Macroprudential Surveillance

The Sri Lankan financial system has become more interconnected and complex than ever before, making the impact of a crisis, in turn, greater than ever. The 2008 global financial crisis proved the fact that a stress in one institution spread quickly to related institutions, across sectors and across jurisdictions, creating systemic issues. The financial crisis and related subsequent developments showed that microprudential supervision alone was not enough to sustain the stability of the financial system. Accordingly, the CBSL recognizes the importance of a more comprehensive macroprudential approach, which goes beyond supervision at the individual firm level to look at broad market and economic factors that could have a material impact on the overall financial system stability of the country.

The evolving organisational structure of the CBSL has reflected its explicit commitment towards institutionalizing of a comprehensive macroprudential surveillance framework.  Well before the global financial crisis, in May 2006, the CBSL set up a Financial Stability Unit (FSU) with a broad mandate of, inter alia, assessing the risks and vulnerabilities that may lead to major instabilities or imbalances in the financial system in the foreseeable future as when those are identified and recommending policies necessary to address issues relating to such instabilities. Later in August 2006, the FSU was upgraded to a separate department with a clear focus on macroprudential surveillance. 

The macroprudential surveillance framework of the CBSL has been evolving to ensure wider coverage of different sources of systemic risk. The framework depends on a wide range of data representing flow-of-funds, financial prices, monetary data, external financial data, and macroeconomic data together with banking/financial structures and qualitative information. The assessments so made are reflected in the following formats:

(a) Financial Stability Indicators and Maps

Financial Stability Indicators and Maps represent corresponding indicators of systemic stress in the financial system relative to a base year. Currently, there are four segmental indicators namely, the Macro Economic Stability Indicator (MESI), the Financial Markets Stability Indicator (FMSI), the Banking Soundness Indicator (BSI), and Licensed Finance Companies Soundness Indicator (LFCSI). These four indicators are constructed based on contemporaneous developments in a number of risk/volatility factors relevant to the financial stability from different segments of the financial system i.e. financial markets, banking sector, non-bank financial institutions sector, and the macro-economy, and statistically condensing the information in a single statistic which measures the current state of stability in each of the four segments mentioned above. The Financial Stability Indicator (FSI), the composite indicator derived using MSEI, FMSI, BSI and LFCSI. The FSI and Financial Stability Map depict the overall stability condition of the financial system.

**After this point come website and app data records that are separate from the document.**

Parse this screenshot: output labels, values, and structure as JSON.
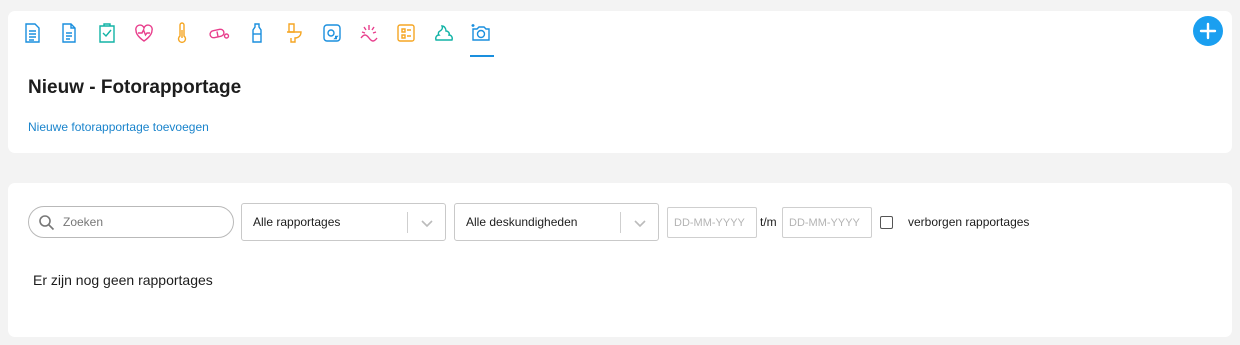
{
  "toolbar": {
    "icons": [
      {
        "name": "report-icon",
        "color": "#1a8fde"
      },
      {
        "name": "document-icon",
        "color": "#1a8fde"
      },
      {
        "name": "clipboard-check-icon",
        "color": "#12b3a6"
      },
      {
        "name": "heart-pulse-icon",
        "color": "#e83e8c"
      },
      {
        "name": "thermometer-icon",
        "color": "#f5a623"
      },
      {
        "name": "pill-icon",
        "color": "#e83e8c"
      },
      {
        "name": "bottle-icon",
        "color": "#1a8fde"
      },
      {
        "name": "toilet-icon",
        "color": "#f5a623"
      },
      {
        "name": "oxygen-icon",
        "color": "#1a8fde"
      },
      {
        "name": "pain-icon",
        "color": "#e83e8c"
      },
      {
        "name": "list-icon",
        "color": "#f5a623"
      },
      {
        "name": "stool-icon",
        "color": "#12b3a6"
      },
      {
        "name": "camera-icon",
        "color": "#1a8fde",
        "active": true
      }
    ],
    "add_button_color": "#1a9ff0"
  },
  "header": {
    "title": "Nieuw - Fotorapportage",
    "add_link": "Nieuwe fotorapportage toevoegen"
  },
  "filters": {
    "search_placeholder": "Zoeken",
    "report_select": "Alle rapportages",
    "expertise_select": "Alle deskundigheden",
    "date_from_placeholder": "DD-MM-YYYY",
    "date_separator": "t/m",
    "date_to_placeholder": "DD-MM-YYYY",
    "hidden_reports_label": "verborgen rapportages",
    "hidden_reports_checked": false
  },
  "results": {
    "empty_message": "Er zijn nog geen rapportages"
  }
}
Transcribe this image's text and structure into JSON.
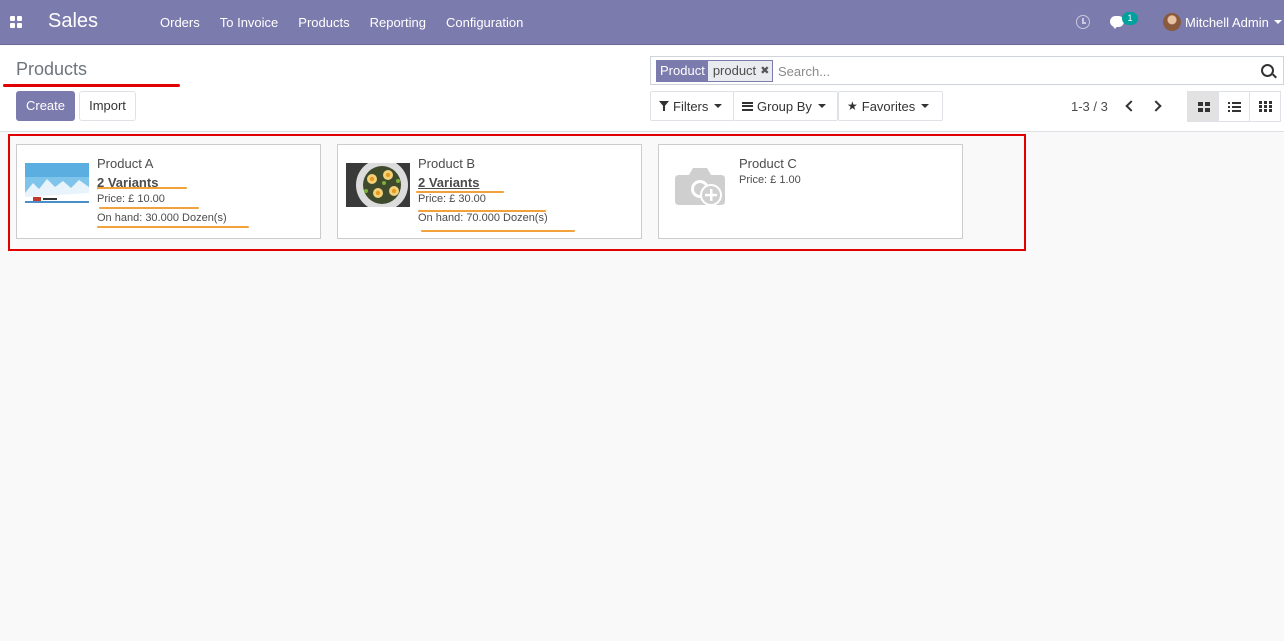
{
  "navbar": {
    "app_title": "Sales",
    "menu": [
      "Orders",
      "To Invoice",
      "Products",
      "Reporting",
      "Configuration"
    ],
    "chat_count": "1",
    "user_name": "Mitchell Admin"
  },
  "control_panel": {
    "title": "Products",
    "create_label": "Create",
    "import_label": "Import",
    "search": {
      "facet_label": "Product",
      "facet_value": "product",
      "placeholder": "Search..."
    },
    "filters_label": "Filters",
    "groupby_label": "Group By",
    "favorites_label": "Favorites",
    "pager": "1-3 / 3",
    "active_view": "kanban"
  },
  "products": [
    {
      "name": "Product A",
      "variants": "2 Variants",
      "price": "Price: £ 10.00",
      "on_hand": "On hand: 30.000 Dozen(s)",
      "image": "winter-landscape"
    },
    {
      "name": "Product B",
      "variants": "2 Variants",
      "price": "Price: £ 30.00",
      "on_hand": "On hand: 70.000 Dozen(s)",
      "image": "food-plate"
    },
    {
      "name": "Product C",
      "price": "Price: £ 1.00",
      "image": "camera-placeholder-icon"
    }
  ],
  "colors": {
    "brand": "#7c7bad",
    "highlight_red": "#e00000",
    "annotation_orange": "#f2a23a",
    "badge": "#00a09d"
  }
}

(b) Financial Soundness Indicators

Financial soundness indicators provide insight into the financial health and soundness of the country’s financial institutions as well as corporate and household sectors.

(c) Assessment of interconnectedness of the financial sector

The analysis of financial networks is meant for measuring the systemic risk due to interconnectedness of financial institutions and its implications for the transmission of shocks and contagion risk. The analysis primarily looks into the interconnections that exists between different institutions in the financial system and tries to identify build-up of systemic risk, including the impact of contagion.

(d) Macro stress tests

Macro stress testing, quantifies the link between macroeconomic variables and the health of financial institutions and the financial system, to measure the resilience of the financial system to various stress factors. The first set of stress testing exercises use multivariate regression tools to evaluate the impact of a particular macroeconomic variable on the asset quality of banks and its capital adequacy ratio. The second set is based on a vector autoregressive (VAR) model which assesses the impact of the overall economic stress situation on the asset quality and capital adequacy of the banking system taking into account the feedback effect of the macroeconomic performance of the economy on banks’ stability.